Taking matters into their own hands
Nissan’s center around innovation led the team to create 3D printing program Observers 4.0 across all Nissan shops in Barcelona. In 2014, the team took it upon themselves to gain a deeper understanding of 3D printing technology, by firstly participating in a RepRapBCN workshop, the origins of which would later become BCN3D.
“With the objective not only to introduce this technology in Nissan Motor Ibèrica, but to empower our staff in this technology.” – Carlos Rellán Martínez, Manager of Maintenance & Engineering Facilities at Nissan Motor Ibérica Zona Franca, Barcelona.
After the team demonstrated the worth of the BCN3D machines, Nissan followed up with a Sigmax printer and later a small farm. The 3D printing design process proved to be easier, the Independent Dual Extrusion System (IDEX) allowed the team to work twice as fast, doubling their productivity, and the printers remained reliable over long print jobs.
“The performance achieved in terms of reliability has been excellent.” – Carlos Rellán Martínez, Manager of Maintenance & Engineering Facilities at Nissan Motor Ibérica Zona Franca, Barcelona.
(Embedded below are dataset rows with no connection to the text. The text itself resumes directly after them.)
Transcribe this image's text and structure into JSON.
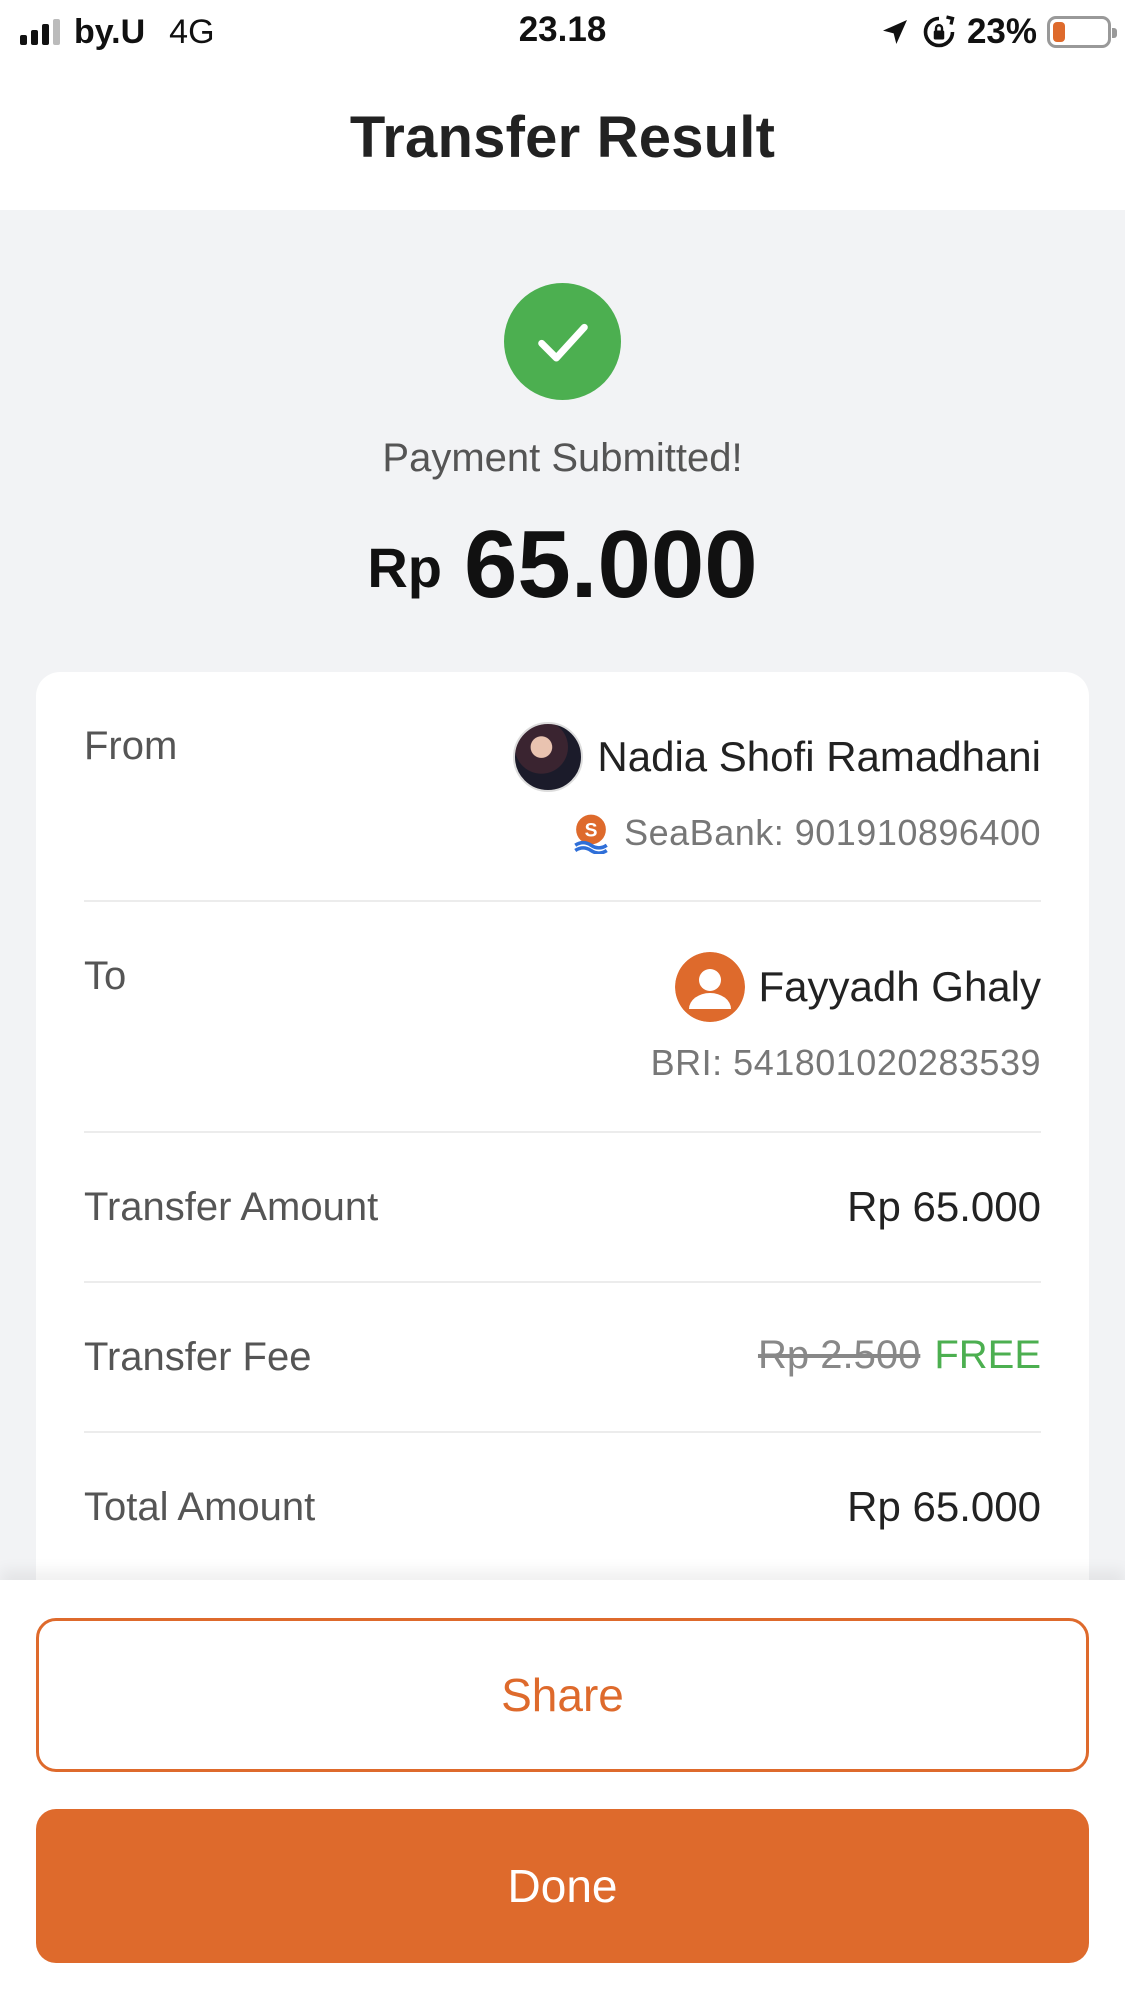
{
  "colors": {
    "accent": "#de6a2c",
    "success": "#4caf50",
    "battery_low": "#de6a2c",
    "free_green": "#4caf50"
  },
  "status_bar": {
    "carrier": "by.U",
    "network": "4G",
    "time": "23.18",
    "battery_percent": "23%",
    "battery_level": 0.23,
    "icons": [
      "signal-icon",
      "location-arrow-icon",
      "rotation-lock-icon",
      "battery-icon"
    ]
  },
  "header": {
    "title": "Transfer Result"
  },
  "result": {
    "icon": "check-circle-icon",
    "message": "Payment Submitted!",
    "currency": "Rp",
    "amount": "65.000"
  },
  "details": {
    "from": {
      "label": "From",
      "name": "Nadia Shofi Ramadhani",
      "avatar": "profile-photo",
      "bank_icon": "seabank-logo-icon",
      "account": "SeaBank: 901910896400"
    },
    "to": {
      "label": "To",
      "name": "Fayyadh Ghaly",
      "avatar": "user-placeholder-icon",
      "account": "BRI: 541801020283539"
    },
    "transfer_amount": {
      "label": "Transfer Amount",
      "value": "Rp 65.000"
    },
    "transfer_fee": {
      "label": "Transfer Fee",
      "original": "Rp 2.500",
      "value": "FREE"
    },
    "total_amount": {
      "label": "Total Amount",
      "value": "Rp 65.000"
    }
  },
  "actions": {
    "share_label": "Share",
    "done_label": "Done"
  }
}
An assortment of printed parts
For a snippet of what’s included in our downloadable handbook, let’s take a look at 3 parts in particular:
This fixture is a windshield centring gauge, which maintains the correct distance between the A-pillar of the car and the windshield. When fixing the gauge to the car parts, the securing of one side, in turn, secures the other, ensuring accuracy and speeding up the process. This part is 100x120x80mm in size, and its print job employing the use of the strong material TPU cost 8€ and took a total of 14 hours to print.
Made up of 5 connected parts and 1000x400x15mm in size, this part makes a name for itself as the largest 3D printed part you can find in Nissan today. Each part of this positioning tool took an average of 15 hours to print using technical material ABS, each coming in at a cost of 21.50€. This part functions as an indicator for the drill location to keep consistency throughout each vehicle being assembled, and to provide ease-of-use to the operator. The tool also incorporates some bushings, which means that the part itself lasts longer, and damage to the plastic will be prevented.
The end-use part shown below is a jig that serves two purposes: positioning and curing the car model name on the boot to allow the operator to position the sticker of the vehicle’s nomenclature correctly every time. The geometry of the print made it easy for the operator to easily place the name of the car, and two gauges that fit between the back panels and trunk door made sure that the nameplate was reliably positioned in the same place. This is done through the use of a neodymium magnet inside of the 300×80 x3mm part that keeps it in place firmly against the sheet metal of the car. Thanks to a UV LED strip on the bottom, the special adhesive was cured, welding the letters to the body of the car. The part is created from ABS, taking 12 hours to print and at an impressive cost of 3.45€.
Although Nissan is currently using plastic materials, they have recently begun trialing metals as well, in an effort to continue their constant innovation.
The Nissan team at the factory in Barcelona differs from other car manufacturers through their dynamism and capability of assembling many different car models in one facility. They took their time to gather in-depth knowledge on the 3D printing process, and have been able to use the innovative technology to their advantage as a result. Skilled at customizing tools for their specific needs, not only to save time and cut costs but to improve the ergonomy of the work stations and the health of the workers as well, proves Nissan’s trailblazing work and the maturity of the 3D printing process. To be trusted by the Nissan team as their way of doing so, and be held to such a high standard, gives our printers a serious amount of brownie points. Saving time and money with 3D printing really is something that any manufacturer can achieve by putting its mind to it!